=== Directions for this task ===
Pull each line holding the word "body" from the data.

*** Dataset records Section Begins ***

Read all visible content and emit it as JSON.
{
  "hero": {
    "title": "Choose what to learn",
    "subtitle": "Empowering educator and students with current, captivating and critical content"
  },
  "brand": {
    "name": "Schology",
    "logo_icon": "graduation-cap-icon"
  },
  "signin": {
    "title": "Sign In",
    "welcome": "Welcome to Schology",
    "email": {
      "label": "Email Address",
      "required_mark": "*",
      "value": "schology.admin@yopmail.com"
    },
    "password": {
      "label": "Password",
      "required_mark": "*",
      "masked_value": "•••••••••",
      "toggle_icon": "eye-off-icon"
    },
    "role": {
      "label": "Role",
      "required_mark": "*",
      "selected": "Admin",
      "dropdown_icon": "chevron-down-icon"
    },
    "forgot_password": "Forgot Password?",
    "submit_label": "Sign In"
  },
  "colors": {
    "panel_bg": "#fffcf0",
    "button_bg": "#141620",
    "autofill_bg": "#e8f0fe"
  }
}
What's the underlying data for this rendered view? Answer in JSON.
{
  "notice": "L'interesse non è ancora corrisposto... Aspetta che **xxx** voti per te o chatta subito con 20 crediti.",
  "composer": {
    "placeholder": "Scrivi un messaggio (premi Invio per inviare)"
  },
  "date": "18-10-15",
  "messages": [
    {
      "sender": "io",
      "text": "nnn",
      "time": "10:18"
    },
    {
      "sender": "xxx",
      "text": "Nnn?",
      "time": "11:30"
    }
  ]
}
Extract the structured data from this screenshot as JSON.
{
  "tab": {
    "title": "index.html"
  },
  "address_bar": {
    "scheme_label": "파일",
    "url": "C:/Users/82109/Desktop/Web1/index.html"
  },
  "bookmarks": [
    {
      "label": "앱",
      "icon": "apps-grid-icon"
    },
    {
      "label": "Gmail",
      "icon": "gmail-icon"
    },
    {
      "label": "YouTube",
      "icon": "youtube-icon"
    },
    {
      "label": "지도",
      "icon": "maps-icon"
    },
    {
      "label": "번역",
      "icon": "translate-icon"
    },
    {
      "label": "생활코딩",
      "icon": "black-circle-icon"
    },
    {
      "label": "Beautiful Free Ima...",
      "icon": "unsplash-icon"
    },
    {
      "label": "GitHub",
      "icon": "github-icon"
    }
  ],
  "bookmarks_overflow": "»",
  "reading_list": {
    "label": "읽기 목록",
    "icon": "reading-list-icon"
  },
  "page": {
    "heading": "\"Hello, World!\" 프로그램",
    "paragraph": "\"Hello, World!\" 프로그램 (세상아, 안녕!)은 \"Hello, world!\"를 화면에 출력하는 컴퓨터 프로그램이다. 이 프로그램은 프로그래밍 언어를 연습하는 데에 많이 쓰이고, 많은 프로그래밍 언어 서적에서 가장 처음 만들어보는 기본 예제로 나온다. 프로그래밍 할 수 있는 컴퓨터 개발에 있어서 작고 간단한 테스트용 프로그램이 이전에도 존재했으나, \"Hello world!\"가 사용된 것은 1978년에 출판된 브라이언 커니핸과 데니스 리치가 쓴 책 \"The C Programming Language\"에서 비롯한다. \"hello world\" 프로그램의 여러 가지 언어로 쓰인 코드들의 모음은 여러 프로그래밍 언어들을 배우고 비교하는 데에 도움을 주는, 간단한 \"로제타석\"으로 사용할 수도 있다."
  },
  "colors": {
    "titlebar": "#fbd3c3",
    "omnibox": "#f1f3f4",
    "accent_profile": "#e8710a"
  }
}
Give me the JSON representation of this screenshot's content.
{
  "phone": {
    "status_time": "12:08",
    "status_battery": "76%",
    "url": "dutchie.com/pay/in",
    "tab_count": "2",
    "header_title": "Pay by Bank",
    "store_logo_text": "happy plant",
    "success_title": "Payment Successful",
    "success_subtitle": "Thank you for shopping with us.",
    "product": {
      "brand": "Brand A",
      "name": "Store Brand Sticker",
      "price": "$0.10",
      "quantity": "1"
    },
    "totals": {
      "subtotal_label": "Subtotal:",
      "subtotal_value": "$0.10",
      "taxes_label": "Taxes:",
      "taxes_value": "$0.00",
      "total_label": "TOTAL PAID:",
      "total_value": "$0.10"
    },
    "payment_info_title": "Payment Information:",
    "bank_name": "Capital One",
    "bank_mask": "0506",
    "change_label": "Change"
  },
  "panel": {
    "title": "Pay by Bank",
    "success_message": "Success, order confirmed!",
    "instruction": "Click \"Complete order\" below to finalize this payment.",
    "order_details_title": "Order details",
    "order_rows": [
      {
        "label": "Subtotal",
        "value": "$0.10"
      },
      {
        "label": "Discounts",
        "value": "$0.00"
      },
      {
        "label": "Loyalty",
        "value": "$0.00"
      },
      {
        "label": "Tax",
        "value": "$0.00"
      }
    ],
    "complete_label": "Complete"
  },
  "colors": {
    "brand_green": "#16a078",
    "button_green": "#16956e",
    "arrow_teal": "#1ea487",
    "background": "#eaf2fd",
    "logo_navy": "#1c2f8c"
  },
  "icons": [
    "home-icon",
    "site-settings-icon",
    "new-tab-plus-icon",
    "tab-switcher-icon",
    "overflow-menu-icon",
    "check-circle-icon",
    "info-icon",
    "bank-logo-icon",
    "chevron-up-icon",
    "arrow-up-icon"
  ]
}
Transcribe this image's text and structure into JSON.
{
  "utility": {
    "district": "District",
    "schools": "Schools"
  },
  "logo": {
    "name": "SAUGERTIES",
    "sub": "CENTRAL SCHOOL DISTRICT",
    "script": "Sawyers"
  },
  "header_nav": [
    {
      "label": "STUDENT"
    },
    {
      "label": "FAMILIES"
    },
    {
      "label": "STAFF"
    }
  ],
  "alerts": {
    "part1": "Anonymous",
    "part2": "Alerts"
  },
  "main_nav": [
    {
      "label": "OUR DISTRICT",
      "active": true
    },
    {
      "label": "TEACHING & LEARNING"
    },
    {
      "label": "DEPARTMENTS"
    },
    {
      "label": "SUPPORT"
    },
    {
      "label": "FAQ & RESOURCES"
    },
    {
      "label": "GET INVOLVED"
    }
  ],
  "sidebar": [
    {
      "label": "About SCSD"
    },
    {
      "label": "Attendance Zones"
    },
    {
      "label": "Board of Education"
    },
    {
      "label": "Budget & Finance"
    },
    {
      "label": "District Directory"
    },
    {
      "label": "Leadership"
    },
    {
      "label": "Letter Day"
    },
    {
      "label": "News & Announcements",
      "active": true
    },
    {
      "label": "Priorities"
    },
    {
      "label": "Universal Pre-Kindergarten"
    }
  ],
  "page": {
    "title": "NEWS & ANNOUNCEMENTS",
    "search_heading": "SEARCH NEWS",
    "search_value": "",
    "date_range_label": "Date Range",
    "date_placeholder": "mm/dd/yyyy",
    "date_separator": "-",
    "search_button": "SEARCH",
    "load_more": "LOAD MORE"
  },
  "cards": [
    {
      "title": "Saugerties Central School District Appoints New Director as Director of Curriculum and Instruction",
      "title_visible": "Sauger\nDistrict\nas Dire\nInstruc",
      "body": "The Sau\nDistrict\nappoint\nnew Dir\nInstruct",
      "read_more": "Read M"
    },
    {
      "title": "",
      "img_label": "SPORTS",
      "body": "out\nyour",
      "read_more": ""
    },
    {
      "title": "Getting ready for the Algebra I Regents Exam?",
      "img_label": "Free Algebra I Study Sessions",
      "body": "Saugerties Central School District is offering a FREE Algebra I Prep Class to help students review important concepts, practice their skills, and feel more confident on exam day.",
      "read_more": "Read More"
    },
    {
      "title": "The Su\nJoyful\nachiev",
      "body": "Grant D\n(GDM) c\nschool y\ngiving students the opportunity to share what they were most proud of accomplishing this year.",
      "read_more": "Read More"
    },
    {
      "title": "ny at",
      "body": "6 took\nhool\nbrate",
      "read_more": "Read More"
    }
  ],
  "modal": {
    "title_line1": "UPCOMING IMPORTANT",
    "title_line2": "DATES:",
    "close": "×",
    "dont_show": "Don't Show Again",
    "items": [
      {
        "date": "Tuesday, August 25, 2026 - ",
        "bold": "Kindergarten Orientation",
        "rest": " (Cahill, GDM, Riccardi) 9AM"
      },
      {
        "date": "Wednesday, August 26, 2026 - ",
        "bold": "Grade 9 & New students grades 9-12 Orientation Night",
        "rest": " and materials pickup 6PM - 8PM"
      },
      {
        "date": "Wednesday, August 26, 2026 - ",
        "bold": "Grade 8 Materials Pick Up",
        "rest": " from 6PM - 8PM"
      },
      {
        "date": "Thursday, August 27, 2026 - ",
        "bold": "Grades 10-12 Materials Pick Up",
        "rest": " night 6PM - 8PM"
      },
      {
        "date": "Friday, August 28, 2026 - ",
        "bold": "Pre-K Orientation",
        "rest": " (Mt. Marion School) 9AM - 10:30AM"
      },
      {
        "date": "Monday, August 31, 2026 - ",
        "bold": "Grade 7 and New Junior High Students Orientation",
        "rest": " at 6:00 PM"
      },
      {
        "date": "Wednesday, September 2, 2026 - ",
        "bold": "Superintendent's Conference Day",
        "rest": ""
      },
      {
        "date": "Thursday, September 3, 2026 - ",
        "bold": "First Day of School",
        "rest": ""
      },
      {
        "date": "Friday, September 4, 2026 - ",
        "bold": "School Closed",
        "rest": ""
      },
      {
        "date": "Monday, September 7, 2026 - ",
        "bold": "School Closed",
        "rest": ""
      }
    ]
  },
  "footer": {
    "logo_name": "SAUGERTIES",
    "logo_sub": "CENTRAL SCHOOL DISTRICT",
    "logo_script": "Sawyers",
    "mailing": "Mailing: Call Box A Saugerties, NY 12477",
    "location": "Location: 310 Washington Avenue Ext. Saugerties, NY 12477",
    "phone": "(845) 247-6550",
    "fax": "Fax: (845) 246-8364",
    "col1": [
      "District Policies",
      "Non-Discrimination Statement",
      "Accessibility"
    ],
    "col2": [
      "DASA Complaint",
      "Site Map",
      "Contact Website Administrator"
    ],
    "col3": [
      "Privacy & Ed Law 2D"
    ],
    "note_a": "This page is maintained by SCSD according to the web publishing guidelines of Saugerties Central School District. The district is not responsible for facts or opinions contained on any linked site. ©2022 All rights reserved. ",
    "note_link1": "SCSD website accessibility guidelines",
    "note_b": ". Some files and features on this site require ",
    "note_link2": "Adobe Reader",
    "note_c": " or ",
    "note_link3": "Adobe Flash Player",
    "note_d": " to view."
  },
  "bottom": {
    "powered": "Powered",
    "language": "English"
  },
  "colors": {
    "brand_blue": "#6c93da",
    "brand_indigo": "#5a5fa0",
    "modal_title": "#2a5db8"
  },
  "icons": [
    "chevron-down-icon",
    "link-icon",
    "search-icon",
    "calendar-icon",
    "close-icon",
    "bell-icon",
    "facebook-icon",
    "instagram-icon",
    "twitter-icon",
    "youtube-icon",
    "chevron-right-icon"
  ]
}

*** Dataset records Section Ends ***

=== Exercise output ===
      "body": "The Sau\nDistrict\nappoint\nnew Dir\nInstruct",
      "body": "out\nyour",
      "body": "Saugerties Central School District is offering a FREE Algebra I Prep Class to help students review important concepts, practice their skills, and feel more confident on exam day.",
      "body": "Grant D\n(GDM) c\nschool y\ngiving students the opportunity to share what they were most proud of accomplishing this year.",
      "body": "6 took\nhool\nbrate",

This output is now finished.